Just as I'm gaining confidence descending the steep road, which has an average grade of 12 per cent, the smell of burning rubber wafts through my hire car. Another issue of climbing a mountain so steep is that brakes tend to overheat coming back down, which forces drivers to stop every 10 or so minutes. More or less a chance to take in the spectacular views of deep valleys covered in October's fall foliage – hardly a terrible thing.
Nonetheless, I am super glad when me and my poor rental dive into forest canopy once again signalling that the end of the road was nigh. I'd survived the world's worst weather and hadn't managed to plunge over a cliff. I return to the highway, feeling slightly elated.
FIVE OTHER NEW HAMPSHIRE ADVENTURES
DRIVE THE KANCAMANGUS HIGHWAY
One of the best ways to experience fall foliage in the state, the popular 56 kilometre scenic highway cuts through the New Hampshire Mountains with plenty of hiking opportunities and pull-offs for photos. See kancamagushighway.com
HIKE FRANKENSTEIN TRESTLE, CRAWFORD NOTCH STATE PARK
No scary monsters, just a pleasant short hike through forest that ends on a high 1893 trestle bridge with magnificent views across the mountains. See conwayscenic.com
Nestled alongside the White Mountains, this picturesque riverside town is home to a covered bridge, a brewery, cool shops and eateries. See townoflittleton.org
STAY IN HISTORIC INNS
The Omni Mount Washington Resort is an iconic venue with amazing views. See Omni Mount Washington Resort. Adair Country Inn is a classic New England B&B with huge rooms, expansive grounds and old-fashioned hospitality See adairinn.com. The Glen House is a brand-new hotel with mod cons, friendly, helpful staff and, conveniently, is alongside Mt Washington Auto Road's entrance. See theglenhouse.com
ZIPLINE THROUGH FALL FOLIAGE
Moderately-paced, rather than heart-failure inducing drops, ziplining at Bretton Woods is a fun way of zooming over the top of fall foliage, with knowledgeable instructors and incomparable views from the treetops.

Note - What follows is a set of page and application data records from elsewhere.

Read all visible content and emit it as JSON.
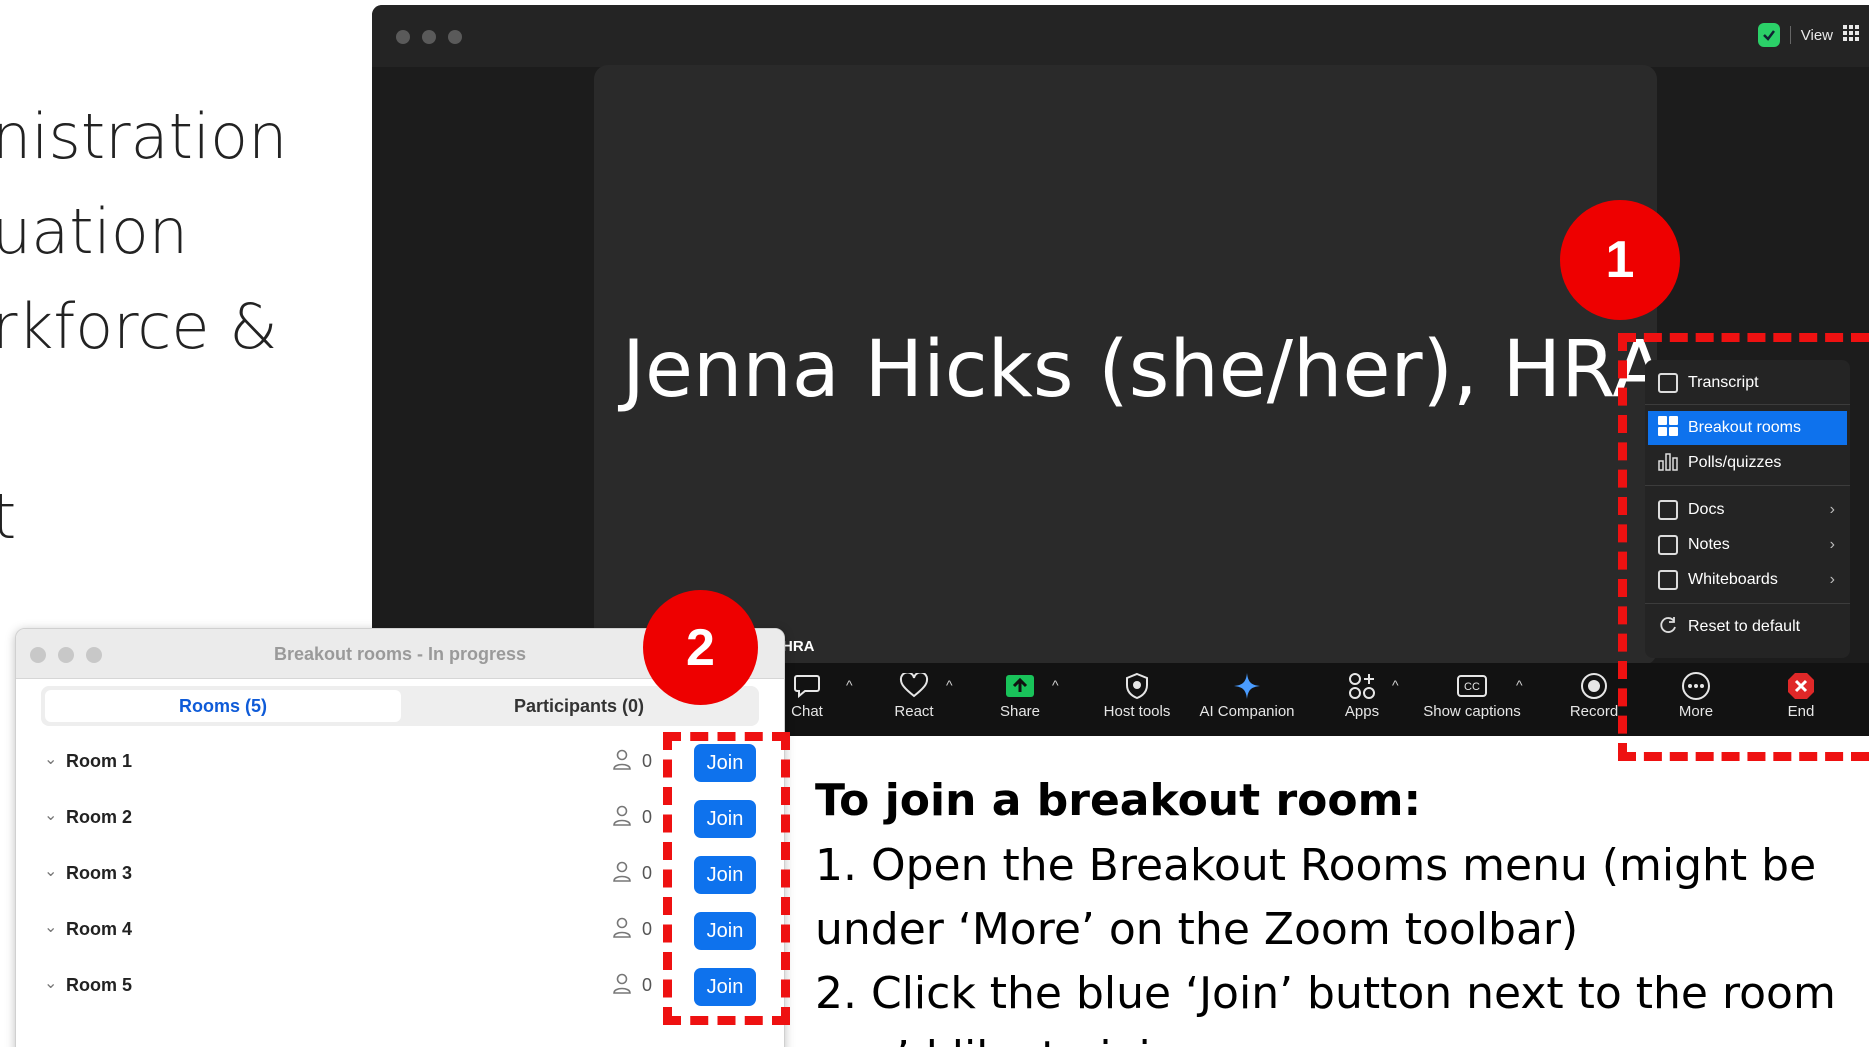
{
  "slide": {
    "bullets": [
      "nistration",
      "uation",
      "rkforce &",
      "t"
    ]
  },
  "zoom": {
    "view_label": "View",
    "speaker_name": "Jenna Hicks (she/her), HRA",
    "tile_label": "HRA",
    "toolbar": [
      {
        "label": "Chat",
        "icon": "chat-icon"
      },
      {
        "label": "React",
        "icon": "heart-icon"
      },
      {
        "label": "Share",
        "icon": "share-icon"
      },
      {
        "label": "Host tools",
        "icon": "shield-icon"
      },
      {
        "label": "AI Companion",
        "icon": "sparkle-icon"
      },
      {
        "label": "Apps",
        "icon": "apps-icon"
      },
      {
        "label": "Show captions",
        "icon": "cc-icon"
      },
      {
        "label": "Record",
        "icon": "record-icon"
      },
      {
        "label": "More",
        "icon": "more-icon"
      },
      {
        "label": "End",
        "icon": "end-icon"
      }
    ],
    "more_menu": [
      {
        "label": "Transcript"
      },
      {
        "label": "Breakout rooms",
        "active": true
      },
      {
        "label": "Polls/quizzes"
      },
      {
        "label": "Docs"
      },
      {
        "label": "Notes"
      },
      {
        "label": "Whiteboards"
      },
      {
        "label": "Reset to default"
      }
    ]
  },
  "badges": {
    "one": "1",
    "two": "2"
  },
  "breakout": {
    "title": "Breakout rooms - In progress",
    "tabs": {
      "rooms": "Rooms (5)",
      "participants": "Participants (0)"
    },
    "rooms": [
      {
        "name": "Room 1",
        "count": "0",
        "join": "Join"
      },
      {
        "name": "Room 2",
        "count": "0",
        "join": "Join"
      },
      {
        "name": "Room 3",
        "count": "0",
        "join": "Join"
      },
      {
        "name": "Room 4",
        "count": "0",
        "join": "Join"
      },
      {
        "name": "Room 5",
        "count": "0",
        "join": "Join"
      }
    ]
  },
  "instructions": {
    "title": "To join a breakout room:",
    "lines": [
      "1.  Open the Breakout Rooms menu (might be",
      "     under ‘More’ on the Zoom toolbar)",
      "2.  Click the blue ‘Join’ button next to the room",
      "     you’d like to join"
    ]
  },
  "colors": {
    "accent": "#0e72ed",
    "highlight": "#ee1111",
    "zoom_bg": "#1c1c1c"
  }
}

See Bretton Woods Adventure Center
Kylie McLaughlin was a guest of Discover New England.